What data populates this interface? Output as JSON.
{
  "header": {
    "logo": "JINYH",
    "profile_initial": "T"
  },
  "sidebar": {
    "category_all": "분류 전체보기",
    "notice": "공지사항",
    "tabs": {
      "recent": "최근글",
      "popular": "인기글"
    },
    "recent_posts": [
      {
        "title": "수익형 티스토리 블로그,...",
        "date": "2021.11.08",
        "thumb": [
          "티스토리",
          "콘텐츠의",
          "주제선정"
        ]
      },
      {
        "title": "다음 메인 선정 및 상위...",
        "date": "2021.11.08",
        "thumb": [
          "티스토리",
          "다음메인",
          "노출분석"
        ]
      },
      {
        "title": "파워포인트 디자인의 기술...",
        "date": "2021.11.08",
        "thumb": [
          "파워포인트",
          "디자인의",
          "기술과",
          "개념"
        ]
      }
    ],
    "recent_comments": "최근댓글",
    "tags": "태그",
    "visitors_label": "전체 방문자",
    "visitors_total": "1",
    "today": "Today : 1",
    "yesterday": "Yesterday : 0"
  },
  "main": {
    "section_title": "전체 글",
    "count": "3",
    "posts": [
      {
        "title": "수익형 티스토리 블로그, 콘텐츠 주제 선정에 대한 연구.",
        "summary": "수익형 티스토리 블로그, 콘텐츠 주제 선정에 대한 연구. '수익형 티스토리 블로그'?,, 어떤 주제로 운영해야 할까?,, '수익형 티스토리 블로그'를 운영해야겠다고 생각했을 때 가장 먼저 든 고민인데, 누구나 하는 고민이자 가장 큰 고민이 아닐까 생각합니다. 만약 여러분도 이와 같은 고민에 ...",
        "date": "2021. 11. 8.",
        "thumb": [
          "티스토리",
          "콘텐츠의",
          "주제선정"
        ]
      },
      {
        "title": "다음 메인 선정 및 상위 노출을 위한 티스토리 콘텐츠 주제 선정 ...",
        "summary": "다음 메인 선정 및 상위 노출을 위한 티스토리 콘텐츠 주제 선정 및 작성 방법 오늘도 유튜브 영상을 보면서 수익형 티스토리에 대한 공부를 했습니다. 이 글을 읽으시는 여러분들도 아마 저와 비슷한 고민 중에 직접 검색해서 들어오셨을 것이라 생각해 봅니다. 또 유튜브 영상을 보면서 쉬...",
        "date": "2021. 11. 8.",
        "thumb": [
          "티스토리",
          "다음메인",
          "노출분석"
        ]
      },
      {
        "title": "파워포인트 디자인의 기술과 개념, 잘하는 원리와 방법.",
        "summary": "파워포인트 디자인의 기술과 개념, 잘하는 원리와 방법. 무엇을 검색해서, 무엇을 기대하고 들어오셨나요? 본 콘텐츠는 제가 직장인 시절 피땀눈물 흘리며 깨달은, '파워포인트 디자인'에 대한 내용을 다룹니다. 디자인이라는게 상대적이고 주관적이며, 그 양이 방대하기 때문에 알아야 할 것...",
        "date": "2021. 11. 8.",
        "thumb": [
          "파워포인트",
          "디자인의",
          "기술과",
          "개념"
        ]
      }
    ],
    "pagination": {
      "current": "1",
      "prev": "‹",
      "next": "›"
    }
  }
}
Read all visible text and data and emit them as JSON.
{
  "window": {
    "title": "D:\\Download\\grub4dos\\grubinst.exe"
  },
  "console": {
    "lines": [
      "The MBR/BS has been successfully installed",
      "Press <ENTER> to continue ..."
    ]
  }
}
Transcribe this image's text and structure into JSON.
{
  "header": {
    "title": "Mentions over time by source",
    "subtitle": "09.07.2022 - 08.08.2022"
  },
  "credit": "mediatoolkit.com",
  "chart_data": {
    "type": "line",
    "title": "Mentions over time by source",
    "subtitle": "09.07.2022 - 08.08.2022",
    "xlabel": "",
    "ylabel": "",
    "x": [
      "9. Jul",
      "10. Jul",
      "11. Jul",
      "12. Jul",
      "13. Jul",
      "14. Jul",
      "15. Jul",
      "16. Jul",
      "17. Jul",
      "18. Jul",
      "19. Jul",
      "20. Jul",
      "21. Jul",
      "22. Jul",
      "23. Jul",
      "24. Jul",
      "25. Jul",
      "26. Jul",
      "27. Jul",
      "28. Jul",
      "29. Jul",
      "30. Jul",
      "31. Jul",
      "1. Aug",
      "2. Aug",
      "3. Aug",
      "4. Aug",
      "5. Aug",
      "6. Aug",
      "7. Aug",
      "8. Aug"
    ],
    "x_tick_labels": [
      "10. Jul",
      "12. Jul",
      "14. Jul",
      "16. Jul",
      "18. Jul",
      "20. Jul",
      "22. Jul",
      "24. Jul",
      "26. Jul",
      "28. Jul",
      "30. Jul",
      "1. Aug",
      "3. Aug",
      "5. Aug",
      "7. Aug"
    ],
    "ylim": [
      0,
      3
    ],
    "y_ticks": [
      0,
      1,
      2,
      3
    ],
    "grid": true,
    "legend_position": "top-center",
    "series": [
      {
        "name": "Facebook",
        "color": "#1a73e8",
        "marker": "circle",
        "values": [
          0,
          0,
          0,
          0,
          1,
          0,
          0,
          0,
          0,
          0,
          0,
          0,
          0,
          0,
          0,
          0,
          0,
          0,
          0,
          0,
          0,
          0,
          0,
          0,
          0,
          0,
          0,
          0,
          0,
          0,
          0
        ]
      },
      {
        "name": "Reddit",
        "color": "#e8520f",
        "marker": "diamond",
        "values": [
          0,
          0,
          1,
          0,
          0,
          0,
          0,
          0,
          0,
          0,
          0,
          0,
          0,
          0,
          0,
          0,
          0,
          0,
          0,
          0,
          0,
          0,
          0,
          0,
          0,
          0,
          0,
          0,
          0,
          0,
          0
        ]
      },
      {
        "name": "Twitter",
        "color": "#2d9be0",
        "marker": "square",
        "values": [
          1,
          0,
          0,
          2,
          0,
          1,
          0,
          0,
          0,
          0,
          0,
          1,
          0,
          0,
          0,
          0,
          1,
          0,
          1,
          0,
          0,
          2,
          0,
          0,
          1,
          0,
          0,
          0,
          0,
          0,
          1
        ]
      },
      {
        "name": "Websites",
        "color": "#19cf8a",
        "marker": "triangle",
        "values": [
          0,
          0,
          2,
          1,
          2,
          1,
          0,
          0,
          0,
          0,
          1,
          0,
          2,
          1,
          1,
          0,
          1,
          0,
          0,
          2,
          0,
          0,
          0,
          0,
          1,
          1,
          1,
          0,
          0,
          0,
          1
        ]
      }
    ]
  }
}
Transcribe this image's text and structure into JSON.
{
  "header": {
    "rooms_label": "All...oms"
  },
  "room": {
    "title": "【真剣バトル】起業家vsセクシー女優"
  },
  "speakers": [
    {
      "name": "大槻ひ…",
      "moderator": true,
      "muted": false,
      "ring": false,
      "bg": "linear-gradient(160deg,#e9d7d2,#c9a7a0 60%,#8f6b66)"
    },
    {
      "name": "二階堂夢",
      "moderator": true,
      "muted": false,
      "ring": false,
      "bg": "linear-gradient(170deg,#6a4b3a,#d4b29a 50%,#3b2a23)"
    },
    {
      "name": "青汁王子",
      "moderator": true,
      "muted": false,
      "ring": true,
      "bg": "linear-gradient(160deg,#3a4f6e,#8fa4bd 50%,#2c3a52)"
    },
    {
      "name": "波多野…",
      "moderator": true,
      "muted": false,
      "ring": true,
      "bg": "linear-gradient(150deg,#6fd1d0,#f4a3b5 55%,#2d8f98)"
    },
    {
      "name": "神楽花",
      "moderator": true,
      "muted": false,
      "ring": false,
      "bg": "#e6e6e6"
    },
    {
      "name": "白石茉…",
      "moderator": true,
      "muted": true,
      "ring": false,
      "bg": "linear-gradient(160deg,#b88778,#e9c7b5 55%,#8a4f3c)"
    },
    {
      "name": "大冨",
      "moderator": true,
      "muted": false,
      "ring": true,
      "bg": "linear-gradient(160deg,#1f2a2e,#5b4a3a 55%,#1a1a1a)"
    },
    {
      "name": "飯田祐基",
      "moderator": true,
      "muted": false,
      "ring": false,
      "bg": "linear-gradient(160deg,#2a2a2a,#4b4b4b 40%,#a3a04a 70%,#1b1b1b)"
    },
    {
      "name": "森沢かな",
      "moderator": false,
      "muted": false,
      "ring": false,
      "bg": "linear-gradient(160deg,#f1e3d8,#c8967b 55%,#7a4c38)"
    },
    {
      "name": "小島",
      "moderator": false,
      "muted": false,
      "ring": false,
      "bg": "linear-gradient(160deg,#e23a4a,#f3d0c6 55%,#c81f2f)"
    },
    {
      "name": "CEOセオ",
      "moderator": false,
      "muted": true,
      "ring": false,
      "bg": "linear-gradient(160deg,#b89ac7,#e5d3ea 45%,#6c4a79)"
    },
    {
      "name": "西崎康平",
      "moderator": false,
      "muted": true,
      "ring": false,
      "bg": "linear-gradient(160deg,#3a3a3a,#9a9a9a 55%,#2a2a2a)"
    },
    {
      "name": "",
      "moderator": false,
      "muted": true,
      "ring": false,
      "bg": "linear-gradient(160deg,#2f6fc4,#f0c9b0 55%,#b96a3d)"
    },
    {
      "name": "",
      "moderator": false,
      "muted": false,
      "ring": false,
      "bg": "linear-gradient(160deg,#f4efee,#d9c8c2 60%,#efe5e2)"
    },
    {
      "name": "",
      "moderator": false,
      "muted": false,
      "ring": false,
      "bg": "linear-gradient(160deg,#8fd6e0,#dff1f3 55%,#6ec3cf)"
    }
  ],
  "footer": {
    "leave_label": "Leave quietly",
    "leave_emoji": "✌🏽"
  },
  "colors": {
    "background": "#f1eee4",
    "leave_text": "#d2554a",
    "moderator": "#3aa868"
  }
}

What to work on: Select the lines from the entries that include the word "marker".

Task solution:
        "marker": "circle",
        "marker": "diamond",
        "marker": "square",
        "marker": "triangle",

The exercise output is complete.